No Flash in the Pan: Micro-Fiction
Pascal once apologized for writing a long letter because he didn’t have time to write a shorter one.
Indeed, brevity is the soul of wit, more so with flash fiction (also called postcard fiction or micro-fiction). Often, in just six words or up to 1,000 words, you have to compress a universe, telling a story with characters as real to the reader as a longer short story. It’s possible, it’s not easy, and it takes time.
In this workshop, using a multi-modal approach that uses short films, small-group discussions and writing exercises, author Felix Cheong offers you strategies in writing flash fiction, particularly in creating suspense and twists that keep the reader hooked to the end.
Felix Cheong is the recipient of the Young Artist Award in 2000 conferred by the National Arts Council. He is the author of 19 books across different genres, including poetry, short stories, flash fiction and children’s picture books. His works have been widely anthologised and nominated for literary prizes: His collection of short stories, Vanishing Point, was longlisted for the prestigious Frank O’Connor Award in 2012. In 2003, he won second prize for his short story in the Guinness Write-a-Bestseller competition.
Two of Felix’s short stories, “True Singapore Ghost Story” and “The Boy with the Missing Thumb”, are currently being studied as Literature texts for the GCE ‘O’ levels. Some of his flash fiction stories from his Singapore Siu Dai trilogy have also been adapted into short films by animation students at LASALLE College of the Arts.
As a writer who believes in giving back to the community, Felix has facilitated numerous short story writing workshops – with LASALLE College of the Arts, the National University of Singapore, the Book Council of Singapore, the National Library Board and The Straits Times.
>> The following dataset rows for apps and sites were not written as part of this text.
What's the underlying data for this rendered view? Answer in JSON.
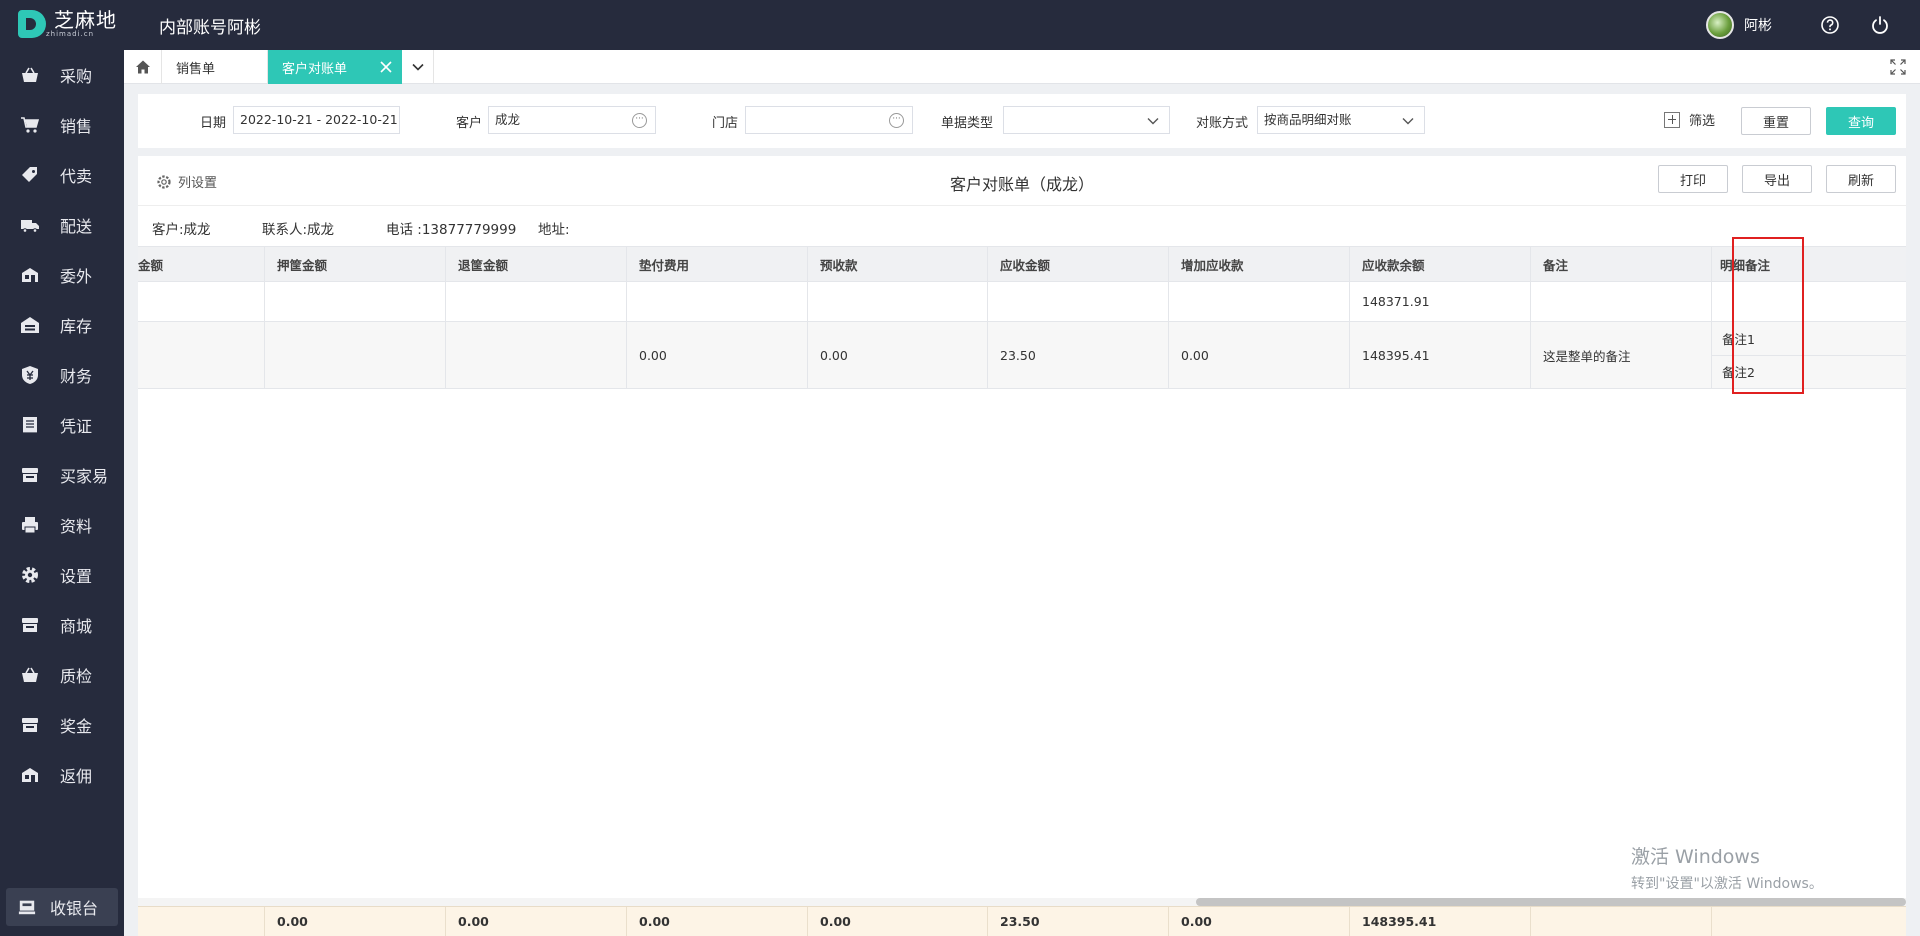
{
  "app": {
    "logo_text": "芝麻地",
    "logo_sub": "zhimadi.cn",
    "title": "内部账号阿彬",
    "user_name": "阿彬"
  },
  "sidebar": {
    "items": [
      {
        "label": "采购",
        "icon": "basket-icon"
      },
      {
        "label": "销售",
        "icon": "cart-icon"
      },
      {
        "label": "代卖",
        "icon": "tag-icon"
      },
      {
        "label": "配送",
        "icon": "truck-icon"
      },
      {
        "label": "委外",
        "icon": "outsource-icon"
      },
      {
        "label": "库存",
        "icon": "warehouse-icon"
      },
      {
        "label": "财务",
        "icon": "finance-icon"
      },
      {
        "label": "凭证",
        "icon": "voucher-icon"
      },
      {
        "label": "买家易",
        "icon": "store-icon"
      },
      {
        "label": "资料",
        "icon": "printer-icon"
      },
      {
        "label": "设置",
        "icon": "gear-icon"
      },
      {
        "label": "商城",
        "icon": "shop-icon"
      },
      {
        "label": "质检",
        "icon": "basket-icon"
      },
      {
        "label": "奖金",
        "icon": "shop-icon"
      },
      {
        "label": "返佣",
        "icon": "outsource-icon"
      }
    ],
    "cashier_label": "收银台"
  },
  "tabs": [
    {
      "label": "销售单"
    },
    {
      "label": "客户对账单"
    }
  ],
  "filters": {
    "date_label": "日期",
    "date_value": "2022-10-21 - 2022-10-21",
    "customer_label": "客户",
    "customer_value": "成龙",
    "store_label": "门店",
    "store_value": "",
    "doc_type_label": "单据类型",
    "doc_type_value": "",
    "recon_label": "对账方式",
    "recon_value": "按商品明细对账",
    "filter_toggle": "筛选",
    "reset": "重置",
    "query": "查询"
  },
  "toolbar": {
    "column_settings": "列设置",
    "doc_title": "客户对账单（成龙）",
    "print": "打印",
    "export": "导出",
    "refresh": "刷新"
  },
  "info": {
    "customer": "客户:成龙",
    "contact": "联系人:成龙",
    "phone": "电话 :13877779999",
    "address": "地址:"
  },
  "table": {
    "columns": [
      "金额",
      "押筐金额",
      "退筐金额",
      "垫付费用",
      "预收款",
      "应收金额",
      "增加应收款",
      "应收款余额",
      "备注",
      "明细备注"
    ],
    "rows": [
      [
        "",
        "",
        "",
        "",
        "",
        "",
        "",
        "148371.91",
        "",
        ""
      ],
      [
        "",
        "",
        "",
        "0.00",
        "0.00",
        "23.50",
        "0.00",
        "148395.41",
        "这是整单的备注",
        ""
      ]
    ],
    "detail_notes": [
      "备注1",
      "备注2"
    ],
    "totals": [
      "",
      "0.00",
      "0.00",
      "0.00",
      "0.00",
      "23.50",
      "0.00",
      "148395.41",
      "",
      ""
    ]
  },
  "watermark": {
    "line1": "激活 Windows",
    "line2": "转到\"设置\"以激活 Windows。"
  },
  "colors": {
    "accent": "#2ec7b6",
    "sidebar_bg": "#262b3d",
    "highlight": "#e02020",
    "footer_bg": "#fdf4e6"
  }
}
He has also served as a judge for the short story category in the Golden Point Award and the Fiction category in the Singapore Literature Prize.
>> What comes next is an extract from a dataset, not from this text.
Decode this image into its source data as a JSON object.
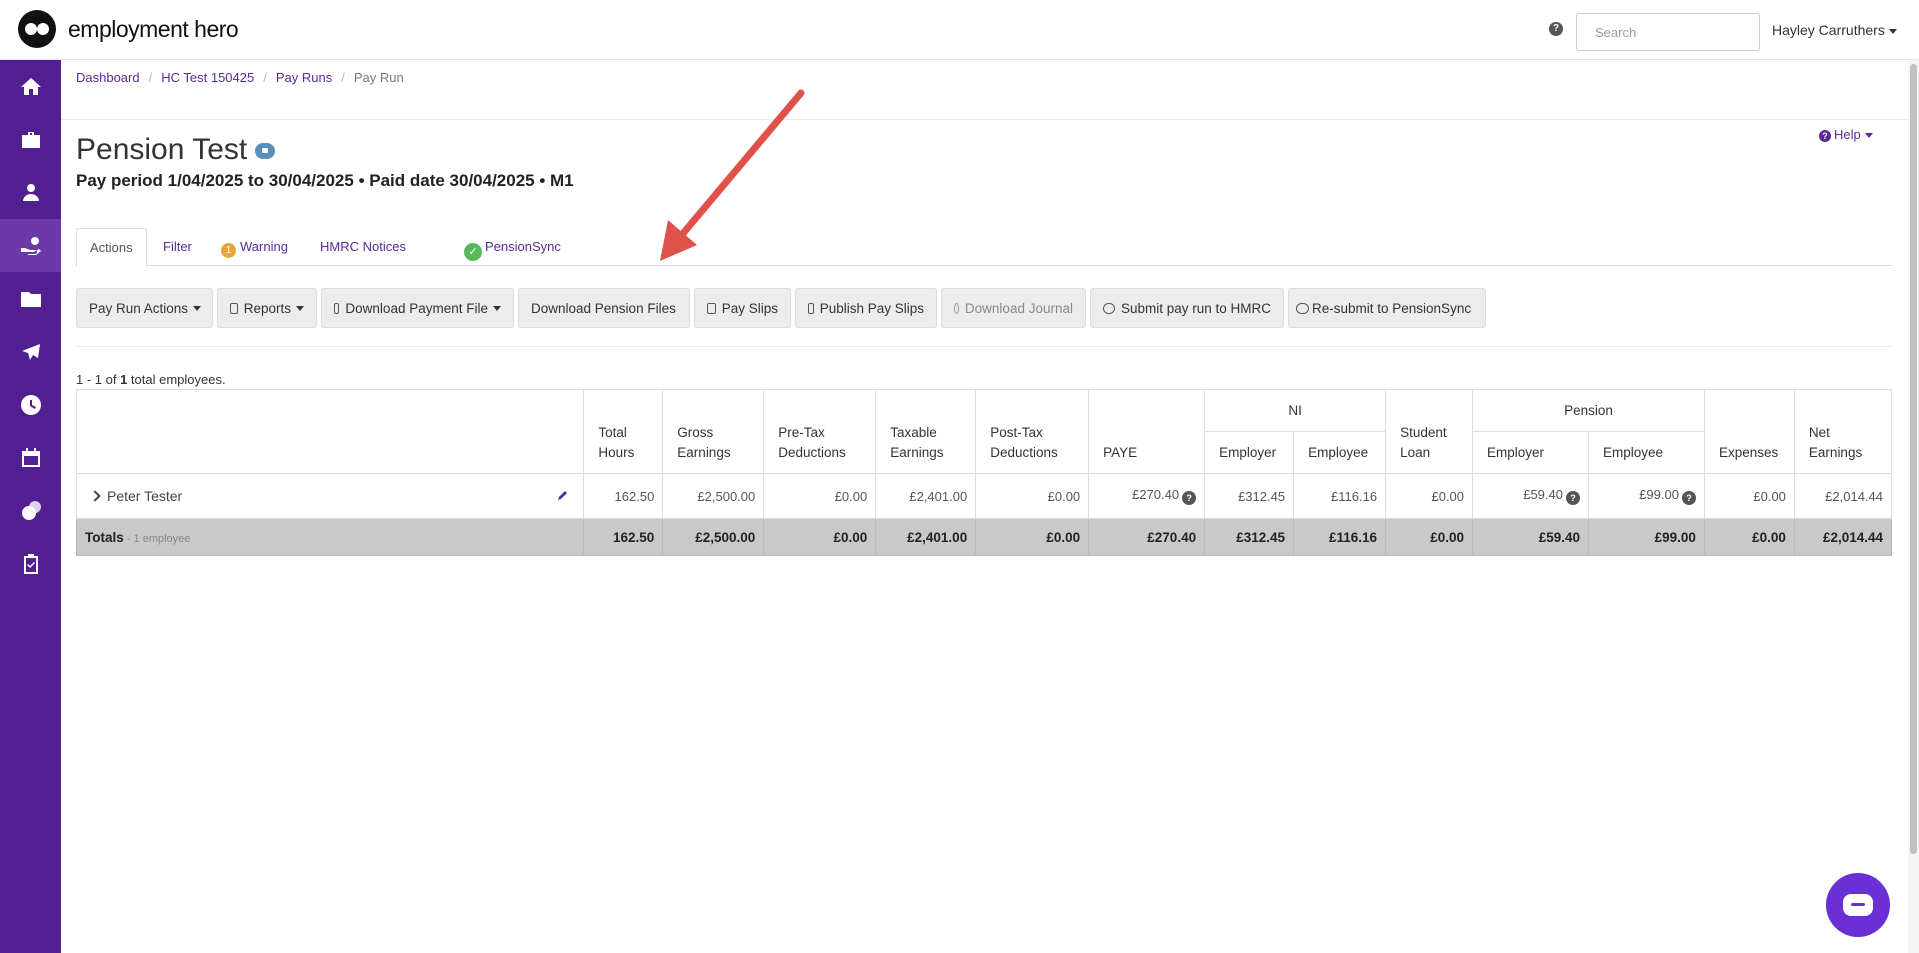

Felix has been invited to writers festivals all over the world, such as Edinburgh, Austin, Sydney, Brisbane, Christchurch, Ubud, Chengdu, Kuala Lumpur and Hong Kong. He holds a Masters in Creative Writing from the University of Queensland and is currently an associate lecturer with Murdoch University, University of Newcastle, Curtin University and the National University of Singapore.